* What is expected *
Search each line below for "screenshot", then return the lines where it appears.

[Web page and app entries]

---+---

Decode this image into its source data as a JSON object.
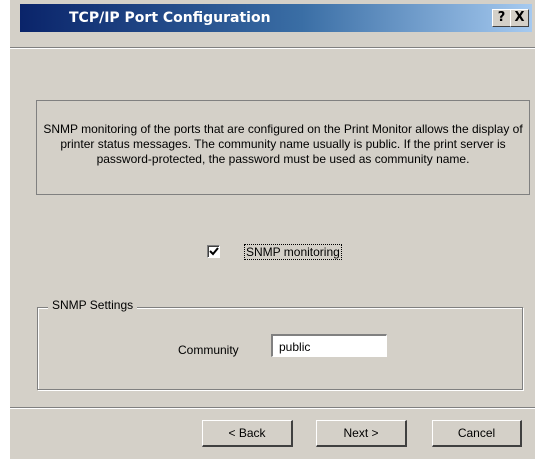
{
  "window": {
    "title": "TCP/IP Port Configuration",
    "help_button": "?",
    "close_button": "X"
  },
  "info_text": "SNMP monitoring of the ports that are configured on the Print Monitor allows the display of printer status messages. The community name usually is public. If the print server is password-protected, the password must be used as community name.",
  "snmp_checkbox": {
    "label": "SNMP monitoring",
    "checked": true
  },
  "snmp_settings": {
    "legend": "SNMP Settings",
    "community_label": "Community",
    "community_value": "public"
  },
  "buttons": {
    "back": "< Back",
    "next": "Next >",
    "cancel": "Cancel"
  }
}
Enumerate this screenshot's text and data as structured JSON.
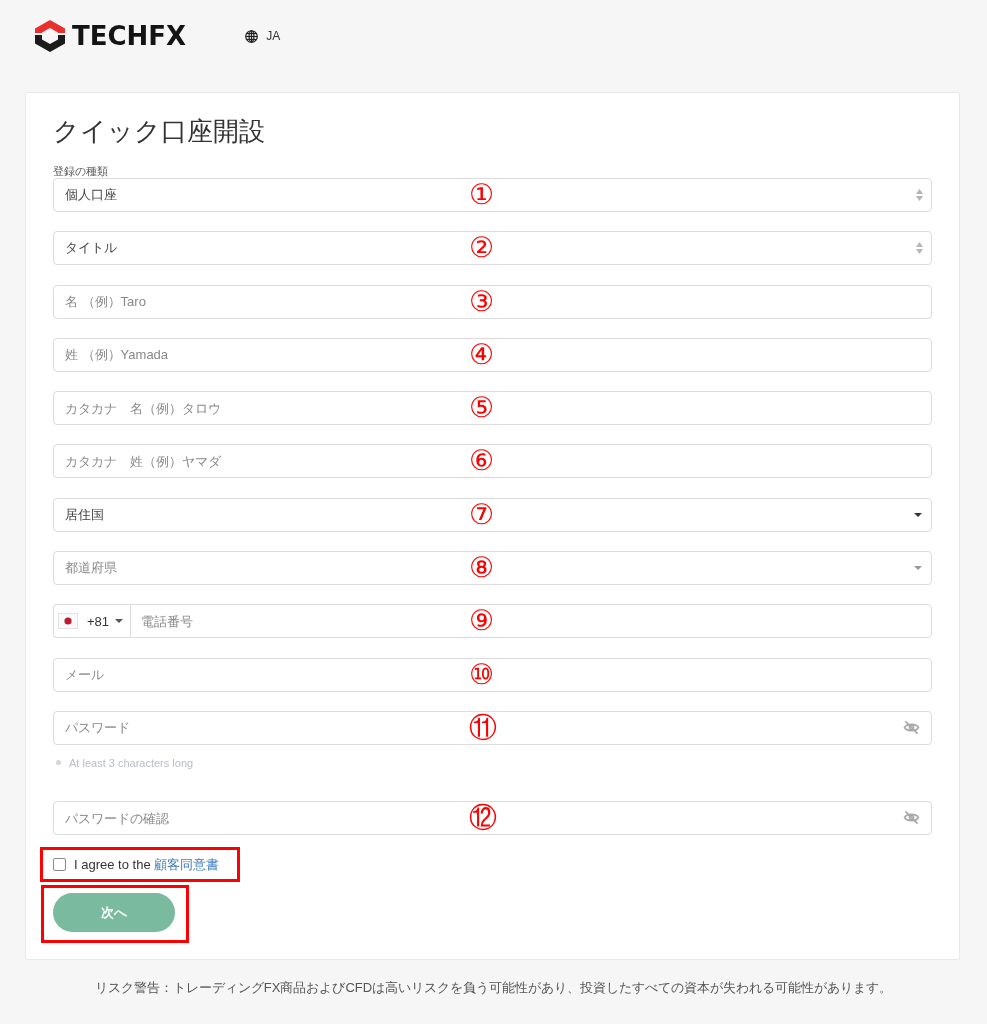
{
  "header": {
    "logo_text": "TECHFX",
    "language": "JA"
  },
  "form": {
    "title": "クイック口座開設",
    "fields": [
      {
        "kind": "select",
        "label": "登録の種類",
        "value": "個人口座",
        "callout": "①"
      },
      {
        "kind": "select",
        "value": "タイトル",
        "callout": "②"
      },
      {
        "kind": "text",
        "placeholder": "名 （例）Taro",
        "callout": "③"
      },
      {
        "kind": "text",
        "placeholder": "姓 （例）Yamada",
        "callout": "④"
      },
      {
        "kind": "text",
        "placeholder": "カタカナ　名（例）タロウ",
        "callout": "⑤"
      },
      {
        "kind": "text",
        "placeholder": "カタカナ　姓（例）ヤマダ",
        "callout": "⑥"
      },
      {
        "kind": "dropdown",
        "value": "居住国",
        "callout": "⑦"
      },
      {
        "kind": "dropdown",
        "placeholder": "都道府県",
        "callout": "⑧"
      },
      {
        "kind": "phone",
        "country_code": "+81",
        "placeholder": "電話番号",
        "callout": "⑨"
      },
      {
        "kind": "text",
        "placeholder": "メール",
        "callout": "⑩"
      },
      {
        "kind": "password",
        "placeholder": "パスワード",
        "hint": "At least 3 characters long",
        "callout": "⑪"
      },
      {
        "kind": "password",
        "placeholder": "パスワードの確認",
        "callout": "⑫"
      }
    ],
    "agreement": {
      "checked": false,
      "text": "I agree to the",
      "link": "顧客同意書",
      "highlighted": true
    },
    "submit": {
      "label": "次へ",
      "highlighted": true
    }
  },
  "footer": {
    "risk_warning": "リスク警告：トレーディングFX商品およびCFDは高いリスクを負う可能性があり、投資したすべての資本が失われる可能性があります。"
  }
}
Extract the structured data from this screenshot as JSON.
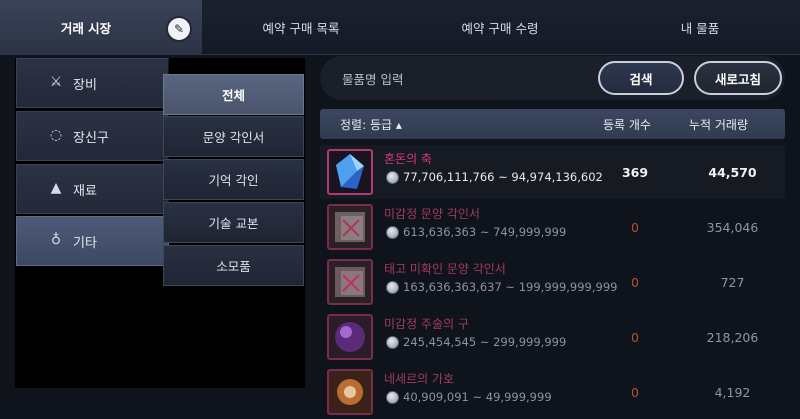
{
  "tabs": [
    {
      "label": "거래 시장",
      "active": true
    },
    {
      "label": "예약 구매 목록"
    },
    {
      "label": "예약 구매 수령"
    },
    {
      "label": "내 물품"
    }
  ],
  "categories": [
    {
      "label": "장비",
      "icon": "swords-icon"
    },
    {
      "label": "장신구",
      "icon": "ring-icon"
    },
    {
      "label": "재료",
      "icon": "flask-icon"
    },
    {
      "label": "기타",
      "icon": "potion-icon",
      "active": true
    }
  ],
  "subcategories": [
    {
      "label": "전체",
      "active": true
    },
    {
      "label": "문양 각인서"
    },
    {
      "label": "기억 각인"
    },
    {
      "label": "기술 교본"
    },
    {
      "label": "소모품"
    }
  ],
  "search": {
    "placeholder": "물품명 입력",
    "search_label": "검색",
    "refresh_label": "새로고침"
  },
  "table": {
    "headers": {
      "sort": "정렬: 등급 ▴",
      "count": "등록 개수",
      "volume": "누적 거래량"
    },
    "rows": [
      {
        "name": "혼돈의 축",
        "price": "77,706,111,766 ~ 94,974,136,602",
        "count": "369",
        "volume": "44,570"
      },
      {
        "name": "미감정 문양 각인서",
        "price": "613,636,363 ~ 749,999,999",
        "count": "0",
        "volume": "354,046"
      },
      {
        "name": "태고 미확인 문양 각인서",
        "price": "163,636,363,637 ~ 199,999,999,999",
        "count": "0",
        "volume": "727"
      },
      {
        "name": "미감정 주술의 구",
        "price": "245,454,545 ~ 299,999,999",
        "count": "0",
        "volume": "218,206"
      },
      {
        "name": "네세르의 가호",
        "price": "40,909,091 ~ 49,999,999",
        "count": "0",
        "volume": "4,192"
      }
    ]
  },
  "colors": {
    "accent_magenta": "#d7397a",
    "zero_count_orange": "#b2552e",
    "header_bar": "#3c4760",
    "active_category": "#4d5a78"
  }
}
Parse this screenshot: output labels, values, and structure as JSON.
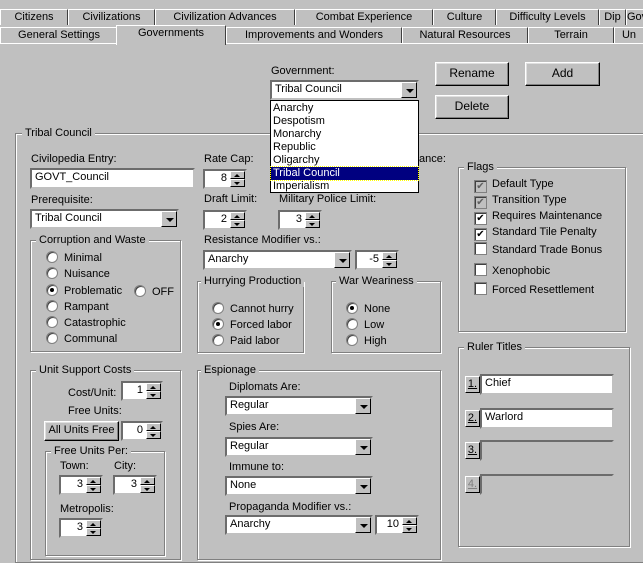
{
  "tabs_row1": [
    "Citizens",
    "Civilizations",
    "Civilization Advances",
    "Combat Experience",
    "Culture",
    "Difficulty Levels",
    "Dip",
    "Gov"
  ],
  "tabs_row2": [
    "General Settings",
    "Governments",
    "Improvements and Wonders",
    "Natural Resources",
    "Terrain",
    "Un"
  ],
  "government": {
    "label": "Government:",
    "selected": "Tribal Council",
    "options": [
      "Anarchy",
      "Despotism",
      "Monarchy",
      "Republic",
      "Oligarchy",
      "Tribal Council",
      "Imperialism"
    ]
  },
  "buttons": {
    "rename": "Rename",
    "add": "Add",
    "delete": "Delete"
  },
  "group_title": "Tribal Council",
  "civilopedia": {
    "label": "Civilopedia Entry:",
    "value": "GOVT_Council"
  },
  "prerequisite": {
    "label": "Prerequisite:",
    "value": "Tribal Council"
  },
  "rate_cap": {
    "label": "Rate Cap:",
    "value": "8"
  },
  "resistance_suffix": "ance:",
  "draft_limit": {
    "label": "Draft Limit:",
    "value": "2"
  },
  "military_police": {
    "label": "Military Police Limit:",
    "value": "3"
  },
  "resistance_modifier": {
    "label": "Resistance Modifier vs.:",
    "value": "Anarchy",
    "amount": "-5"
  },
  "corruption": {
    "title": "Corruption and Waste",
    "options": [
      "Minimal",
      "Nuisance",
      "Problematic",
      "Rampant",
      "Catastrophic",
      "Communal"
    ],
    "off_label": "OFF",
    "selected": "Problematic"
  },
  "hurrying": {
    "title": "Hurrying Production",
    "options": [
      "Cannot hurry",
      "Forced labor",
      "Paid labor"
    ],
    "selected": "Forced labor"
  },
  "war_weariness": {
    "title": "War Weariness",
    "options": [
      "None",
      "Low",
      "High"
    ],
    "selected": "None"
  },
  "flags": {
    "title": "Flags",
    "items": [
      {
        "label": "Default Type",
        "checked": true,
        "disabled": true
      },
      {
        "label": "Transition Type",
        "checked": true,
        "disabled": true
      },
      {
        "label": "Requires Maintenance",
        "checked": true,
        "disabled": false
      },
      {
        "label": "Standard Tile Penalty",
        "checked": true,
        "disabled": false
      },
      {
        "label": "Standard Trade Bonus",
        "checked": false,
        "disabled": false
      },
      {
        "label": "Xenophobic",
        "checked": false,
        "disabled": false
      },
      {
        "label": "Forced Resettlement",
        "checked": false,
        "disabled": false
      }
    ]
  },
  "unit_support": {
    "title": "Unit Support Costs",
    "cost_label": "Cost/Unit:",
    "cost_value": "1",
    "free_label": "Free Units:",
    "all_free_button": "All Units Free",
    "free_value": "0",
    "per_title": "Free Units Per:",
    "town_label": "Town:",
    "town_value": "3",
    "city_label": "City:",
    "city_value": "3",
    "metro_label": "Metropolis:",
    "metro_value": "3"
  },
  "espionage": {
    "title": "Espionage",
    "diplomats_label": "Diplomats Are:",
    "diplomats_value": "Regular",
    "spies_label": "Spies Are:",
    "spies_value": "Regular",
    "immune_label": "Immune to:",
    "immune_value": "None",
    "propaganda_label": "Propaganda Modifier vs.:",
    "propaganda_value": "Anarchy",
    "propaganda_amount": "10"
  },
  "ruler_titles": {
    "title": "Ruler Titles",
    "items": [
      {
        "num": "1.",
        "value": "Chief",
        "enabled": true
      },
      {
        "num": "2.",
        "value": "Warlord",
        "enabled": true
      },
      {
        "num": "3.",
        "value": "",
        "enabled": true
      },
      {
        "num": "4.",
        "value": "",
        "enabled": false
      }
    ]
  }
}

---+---

* Response below *
Enumerate this screenshot's text and data as structured JSON.
Extract the structured data from this screenshot as JSON.
Parse this screenshot: output labels, values, and structure as JSON.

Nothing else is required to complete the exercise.